Annie Teriba stood out as an unflinching supporter of gay rights at Oxford University. The 20 year old third-year student at Wadham College was the editor of No Heterox** “a zine for queer and trans voices” and an active member of various on-campus organizations including the the Oxford University Student Union (OUSU).
Arafat “Annie” Oluwatoyosi Teriba, daughter of Nigerian parents, she grew up in East London and was raised primarily by her mother. Her academic excellence, outstanding talent in debate and passion for various causes, helped her gain a place at the prestigious university.
She made her mark at Oxford due to her tireless campaigning for causes including student fees and debt, racial equality and LGBT rights.
This week, she released a statement via her Facebook page, admitting to a non-consensual sexual encounter at the NUS Black Students’ Conference earlier this year as well as another inappropriate encounter in her first year at university.
Her actions and subsequent confession have made the front page of various UK outlets.
Read the statement below;
This statement explains why I will be stepping back from political campaigning from now.
(I owe you a proper explanation, so will go into details here which you may find triggering.)
At this year’s NUS Black Students’ Conference, I had sex with someone. The other party later informed me that the sex was not consensual. I failed to properly establish consent before every act. I apologise sincerely and profoundly for my actions. I should have taken sufficient steps to ensure that everything I did was consensual. I should have been more attentive to the person’s body language. In failing to clarify that the person consented to our entire encounter, I have caused serious irreparable harm.

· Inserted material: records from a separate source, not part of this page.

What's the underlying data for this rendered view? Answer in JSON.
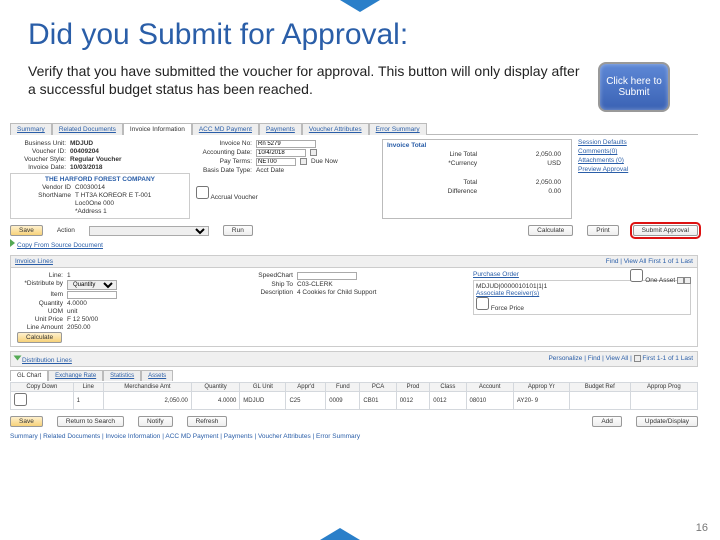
{
  "slide": {
    "title": "Did you Submit for Approval:",
    "subtitle": "Verify that you have submitted the voucher for approval.  This button will only display after a successful budget status has been reached.",
    "click_btn": "Click here to Submit",
    "page_num": "16"
  },
  "tabs": [
    "Summary",
    "Related Documents",
    "Invoice Information",
    "ACC MD Payment",
    "Payments",
    "Voucher Attributes",
    "Error Summary"
  ],
  "header": {
    "business_unit": "MDJUD",
    "voucher_id": "00409204",
    "voucher_style": "Regular Voucher",
    "invoice_date": "10/03/2018",
    "invoice_no": "Rn 5279",
    "accounting_date": "10/4/2018",
    "pay_terms": "NET00",
    "basis_date_type": "Acct Date",
    "due_now": "Due Now",
    "accrual": "Accrual Voucher"
  },
  "invoice_total": {
    "title": "Invoice Total",
    "line_total": "2,050.00",
    "currency": "USD",
    "total": "2,050.00",
    "difference": "0.00"
  },
  "session": {
    "title": "Session Defaults",
    "comments": "Comments(0)",
    "attachments": "Attachments (0)",
    "preview": "Preview Approval"
  },
  "vendor": {
    "name": "THE HARFORD FOREST COMPANY",
    "id": "C0030014",
    "shortname": "T HT3A KOREOR E T-001",
    "location": "Loc0One 000",
    "address": "*Address 1"
  },
  "actions": {
    "save": "Save",
    "action_label": "Action",
    "run": "Run",
    "calculate": "Calculate",
    "print": "Print",
    "submit": "Submit Approval",
    "copy": "Copy From Source Document"
  },
  "invoice_lines": {
    "title": "Invoice Lines",
    "hint": "Find | View All   First  1 of 1  Last",
    "left": {
      "line": "1",
      "dist_by": "Quantity",
      "item": "",
      "qty": "4.0000",
      "uom": "unit",
      "unit_price": "F 12 50/00",
      "line_amount": "2050.00",
      "calc_btn": "Calculate"
    },
    "mid": {
      "speedchart": "",
      "shipto": "C03-CLERK",
      "description": "4 Cookies for Child Support"
    },
    "right": {
      "po_title": "Purchase Order",
      "po": "MDJUD|0000010101|1|1",
      "assoc": "Associate Receiver(s)",
      "force": "Force Price",
      "one_asset": "One Asset"
    }
  },
  "gl": {
    "title": "Distribution Lines",
    "hint": "Personalize | Find | View All | ",
    "page": "First  1-1 of 1  Last",
    "subtabs": [
      "GL Chart",
      "Exchange Rate",
      "Statistics",
      "Assets"
    ],
    "cols": [
      "Copy Down",
      "Line",
      "Merchandise Amt",
      "Quantity",
      "GL Unit",
      "Appr'd",
      "Fund",
      "PCA",
      "Prod",
      "Class",
      "Account",
      "Approp Yr",
      "Budget Ref",
      "Approp Prog"
    ],
    "row": [
      "",
      "1",
      "2,050.00",
      "4.0000",
      "MDJUD",
      "C25",
      "0009",
      "CB01",
      "0012",
      "0012",
      "08010",
      "AY20- 9",
      "",
      ""
    ]
  },
  "footer": {
    "save": "Save",
    "notify": "Notify",
    "refresh": "Refresh",
    "return": "Return to Search",
    "add": "Add",
    "update": "Update/Display",
    "links": "Summary | Related Documents | Invoice Information | ACC MD Payment | Payments | Voucher Attributes | Error Summary"
  }
}
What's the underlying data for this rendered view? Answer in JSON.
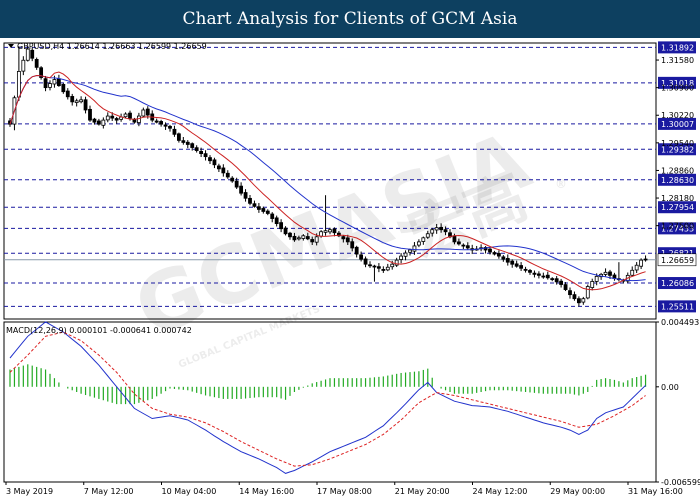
{
  "title": "Chart Analysis for Clients of GCM Asia",
  "watermark": {
    "main": "GCMASIA",
    "tag": "GLOBAL CAPITAL MARKETS",
    "chinese": "宏高",
    "trade": "®"
  },
  "colors": {
    "banner": "#0d4060",
    "candle": "#000000",
    "ma_fast": "#cc2222",
    "ma_slow": "#2233cc",
    "support_resistance": "#1a1aa0",
    "current_price_line": "#8899aa",
    "macd_hist": "#22aa22",
    "macd_main": "#2233cc",
    "macd_signal": "#dd2222"
  },
  "chart_data": [
    {
      "type": "candlestick",
      "info": "GBPUSD,H4  1.26614 1.26663 1.26599 1.26659",
      "ylim": [
        1.252,
        1.32
      ],
      "y_ticks": [
        "1.31892",
        "1.31580",
        "1.30900",
        "1.31018",
        "1.30220",
        "1.30007",
        "1.29540",
        "1.29382",
        "1.28860",
        "1.28630",
        "1.28180",
        "1.27954",
        "1.27500",
        "1.27433",
        "1.26821",
        "1.26659",
        "1.26086",
        "1.25511"
      ],
      "levels": [
        {
          "value": 1.31892,
          "label": "1.31892"
        },
        {
          "value": 1.31018,
          "label": "1.31018"
        },
        {
          "value": 1.30007,
          "label": "1.30007"
        },
        {
          "value": 1.29382,
          "label": "1.29382"
        },
        {
          "value": 1.2863,
          "label": "1.28630"
        },
        {
          "value": 1.27954,
          "label": "1.27954"
        },
        {
          "value": 1.27433,
          "label": "1.27433"
        },
        {
          "value": 1.26821,
          "label": "1.26821"
        },
        {
          "value": 1.26086,
          "label": "1.26086"
        },
        {
          "value": 1.25511,
          "label": "1.25511"
        }
      ],
      "plain_ticks": [
        {
          "value": 1.3158,
          "label": "1.31580"
        },
        {
          "value": 1.309,
          "label": "1.30900"
        },
        {
          "value": 1.3022,
          "label": "1.30220"
        },
        {
          "value": 1.2954,
          "label": "1.29540"
        },
        {
          "value": 1.2886,
          "label": "1.28860"
        },
        {
          "value": 1.2818,
          "label": "1.28180"
        },
        {
          "value": 1.275,
          "label": "1.27500"
        }
      ],
      "current_price": {
        "value": 1.26659,
        "label": "1.26659"
      },
      "x_labels": [
        "3 May 2019",
        "7 May 12:00",
        "10 May 04:00",
        "14 May 16:00",
        "17 May 08:00",
        "21 May 20:00",
        "24 May 12:00",
        "29 May 00:00",
        "31 May 16:00"
      ],
      "close_anchors": [
        [
          0,
          1.3
        ],
        [
          2,
          1.313
        ],
        [
          4,
          1.3185
        ],
        [
          6,
          1.314
        ],
        [
          8,
          1.309
        ],
        [
          10,
          1.311
        ],
        [
          12,
          1.308
        ],
        [
          14,
          1.3055
        ],
        [
          16,
          1.306
        ],
        [
          18,
          1.301
        ],
        [
          20,
          1.3
        ],
        [
          22,
          1.302
        ],
        [
          24,
          1.301
        ],
        [
          26,
          1.3025
        ],
        [
          28,
          1.3005
        ],
        [
          30,
          1.3035
        ],
        [
          32,
          1.301
        ],
        [
          34,
          1.3
        ],
        [
          36,
          1.299
        ],
        [
          38,
          1.296
        ],
        [
          40,
          1.295
        ],
        [
          42,
          1.2935
        ],
        [
          44,
          1.292
        ],
        [
          46,
          1.29
        ],
        [
          48,
          1.288
        ],
        [
          50,
          1.286
        ],
        [
          52,
          1.283
        ],
        [
          54,
          1.2805
        ],
        [
          56,
          1.279
        ],
        [
          58,
          1.278
        ],
        [
          60,
          1.2755
        ],
        [
          62,
          1.273
        ],
        [
          64,
          1.2715
        ],
        [
          66,
          1.2725
        ],
        [
          68,
          1.271
        ],
        [
          70,
          1.2735
        ],
        [
          72,
          1.274
        ],
        [
          74,
          1.2725
        ],
        [
          76,
          1.271
        ],
        [
          78,
          1.268
        ],
        [
          80,
          1.2655
        ],
        [
          82,
          1.265
        ],
        [
          84,
          1.264
        ],
        [
          86,
          1.2655
        ],
        [
          88,
          1.2675
        ],
        [
          90,
          1.269
        ],
        [
          92,
          1.271
        ],
        [
          94,
          1.273
        ],
        [
          95,
          1.274
        ],
        [
          96,
          1.2745
        ],
        [
          98,
          1.2735
        ],
        [
          100,
          1.271
        ],
        [
          102,
          1.27
        ],
        [
          104,
          1.269
        ],
        [
          106,
          1.2695
        ],
        [
          108,
          1.2685
        ],
        [
          110,
          1.2675
        ],
        [
          112,
          1.266
        ],
        [
          114,
          1.265
        ],
        [
          116,
          1.264
        ],
        [
          118,
          1.263
        ],
        [
          120,
          1.2625
        ],
        [
          122,
          1.2618
        ],
        [
          124,
          1.2605
        ],
        [
          126,
          1.258
        ],
        [
          128,
          1.256
        ],
        [
          129,
          1.257
        ],
        [
          130,
          1.26
        ],
        [
          132,
          1.2625
        ],
        [
          134,
          1.2635
        ],
        [
          136,
          1.262
        ],
        [
          138,
          1.2615
        ],
        [
          140,
          1.264
        ],
        [
          142,
          1.2665
        ],
        [
          143,
          1.2666
        ]
      ],
      "high_spikes": [
        [
          2,
          1.3192
        ],
        [
          71,
          1.2825
        ],
        [
          137,
          1.266
        ]
      ],
      "low_spikes": [
        [
          1,
          1.2985
        ],
        [
          82,
          1.2612
        ],
        [
          128,
          1.2551
        ],
        [
          129,
          1.2555
        ]
      ]
    },
    {
      "type": "macd",
      "info": "MACD(12,26,9) 0.000101 -0.000641 0.000742",
      "ylim": [
        -0.006599,
        0.004493
      ],
      "y_ticks": [
        "0.004493",
        "0.00",
        "-0.006599"
      ],
      "main_anchors": [
        [
          0,
          0.002
        ],
        [
          4,
          0.0035
        ],
        [
          8,
          0.0045
        ],
        [
          12,
          0.0038
        ],
        [
          16,
          0.0028
        ],
        [
          20,
          0.0015
        ],
        [
          24,
          0.0
        ],
        [
          28,
          -0.0015
        ],
        [
          32,
          -0.0022
        ],
        [
          36,
          -0.002
        ],
        [
          40,
          -0.0023
        ],
        [
          44,
          -0.003
        ],
        [
          48,
          -0.0038
        ],
        [
          52,
          -0.0045
        ],
        [
          56,
          -0.005
        ],
        [
          60,
          -0.0056
        ],
        [
          62,
          -0.006
        ],
        [
          64,
          -0.0058
        ],
        [
          68,
          -0.0052
        ],
        [
          72,
          -0.0045
        ],
        [
          76,
          -0.004
        ],
        [
          80,
          -0.0035
        ],
        [
          84,
          -0.0027
        ],
        [
          88,
          -0.0015
        ],
        [
          92,
          -0.0002
        ],
        [
          94,
          0.0003
        ],
        [
          96,
          -0.0004
        ],
        [
          100,
          -0.001
        ],
        [
          104,
          -0.0013
        ],
        [
          108,
          -0.0014
        ],
        [
          112,
          -0.0017
        ],
        [
          116,
          -0.0021
        ],
        [
          120,
          -0.0025
        ],
        [
          124,
          -0.0028
        ],
        [
          126,
          -0.003
        ],
        [
          128,
          -0.0033
        ],
        [
          130,
          -0.003
        ],
        [
          132,
          -0.0022
        ],
        [
          134,
          -0.0018
        ],
        [
          136,
          -0.0016
        ],
        [
          138,
          -0.0014
        ],
        [
          140,
          -0.0008
        ],
        [
          143,
          0.0001
        ]
      ],
      "signal_anchors": [
        [
          0,
          0.001
        ],
        [
          4,
          0.0022
        ],
        [
          8,
          0.0035
        ],
        [
          12,
          0.0038
        ],
        [
          16,
          0.0032
        ],
        [
          20,
          0.0022
        ],
        [
          24,
          0.001
        ],
        [
          28,
          -0.0005
        ],
        [
          32,
          -0.0015
        ],
        [
          36,
          -0.0019
        ],
        [
          40,
          -0.0021
        ],
        [
          44,
          -0.0025
        ],
        [
          48,
          -0.0031
        ],
        [
          52,
          -0.0038
        ],
        [
          56,
          -0.0044
        ],
        [
          60,
          -0.005
        ],
        [
          64,
          -0.0055
        ],
        [
          68,
          -0.0054
        ],
        [
          72,
          -0.005
        ],
        [
          76,
          -0.0045
        ],
        [
          80,
          -0.004
        ],
        [
          84,
          -0.0033
        ],
        [
          88,
          -0.0023
        ],
        [
          92,
          -0.0011
        ],
        [
          96,
          -0.0004
        ],
        [
          100,
          -0.0006
        ],
        [
          104,
          -0.0009
        ],
        [
          108,
          -0.0012
        ],
        [
          112,
          -0.0015
        ],
        [
          116,
          -0.0018
        ],
        [
          120,
          -0.0021
        ],
        [
          124,
          -0.0024
        ],
        [
          128,
          -0.0028
        ],
        [
          132,
          -0.0026
        ],
        [
          136,
          -0.002
        ],
        [
          140,
          -0.0013
        ],
        [
          143,
          -0.0006
        ]
      ]
    }
  ]
}
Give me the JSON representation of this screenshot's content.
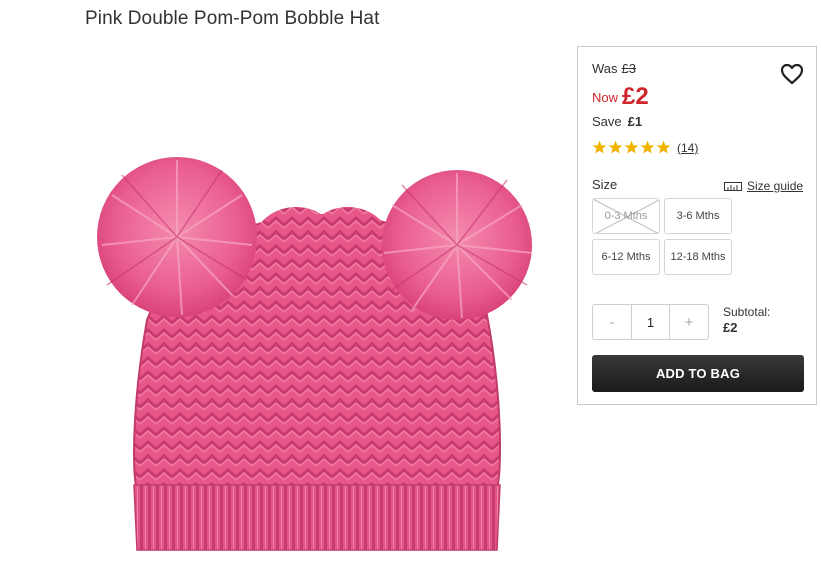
{
  "product": {
    "title": "Pink Double Pom-Pom Bobble Hat"
  },
  "price": {
    "was_label": "Was",
    "was_value": "£3",
    "now_label": "Now",
    "now_value": "£2",
    "save_label": "Save",
    "save_value": "£1",
    "color_now": "#d0252b"
  },
  "rating": {
    "stars": 5,
    "max_stars": 5,
    "review_count": "(14)",
    "star_color": "#f2b400"
  },
  "size": {
    "label": "Size",
    "guide_label": "Size guide",
    "options": [
      {
        "label": "0-3 Mths",
        "available": false
      },
      {
        "label": "3-6 Mths",
        "available": true
      },
      {
        "label": "6-12 Mths",
        "available": true
      },
      {
        "label": "12-18 Mths",
        "available": true
      }
    ]
  },
  "quantity": {
    "minus": "-",
    "value": "1",
    "plus": "+"
  },
  "subtotal": {
    "label": "Subtotal:",
    "value": "£2"
  },
  "actions": {
    "add_to_bag": "ADD TO BAG"
  },
  "icons": {
    "wishlist": "heart-outline-icon",
    "size_guide": "ruler-icon",
    "rating": "star-icon"
  }
}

In a separate incident, in my first year of university, I was alerted to my inappropriate behaviour whilst drunk in a club, where I had touched somebody in a sexual manner without their consent. Therefore this is not an isolated incident. I apologise sincerely and profoundly for my actions.
With these incidents I have rightly lost the trust of those who I organise with and fully intend to work to ensure that I both put my politics into practice in my personal relations and to prove to them that I am committed to transformation. As such, it would be wrong of me to accept platforms and access spaces until I have done so.
In order to ensure the safety of others, I will be taking a number of steps:
i) I breached NUS’s safe spaces policy, so will not be attending future NUS events. ii) I am resigning from all the political positions I hold – from NCAFC’s National Committee and from the NUS’s Black Students’ Committee, and as editor of the No Heterox** zine and as the People of Colour and Racial Equality Officer at Wadham SU, Oxford.
iii) I will be stepping back from prominent campaigning in other forums, including #RhodesMustFall and rs21.
iv) I commit to getting help with how I consume alcohol. It is clear that I lack self-awareness and become sexually entitled when I am drunk. This does not excuse my actions, I am wholly responsible for the damage that I have caused.
v) I commit to educating myself properly about consent by reading zines and other materials which have kindly been made available to me.
vi) I commit to seeking help from perpetrator organisations – for example, I have taken steps to establish contact with RESPECT and will be seeking out organisations who specifically deal with sexual violence.
I am deeply sorry for the hurt I caused.
Yours, Annie Teriba
Several liberal campaigners at Oxford have rejected Annie’s apology – a statement Women’s Campaign Officer Stephanie Kelley shared with The Daily Beast, stated that the group found Teriba’s confession “unfortunately, rife with apologism,” which is why the members do “not condone it nor the violence it describes.”
Others say Miss Teriba is a victim of the hardline approach she preached in her activism.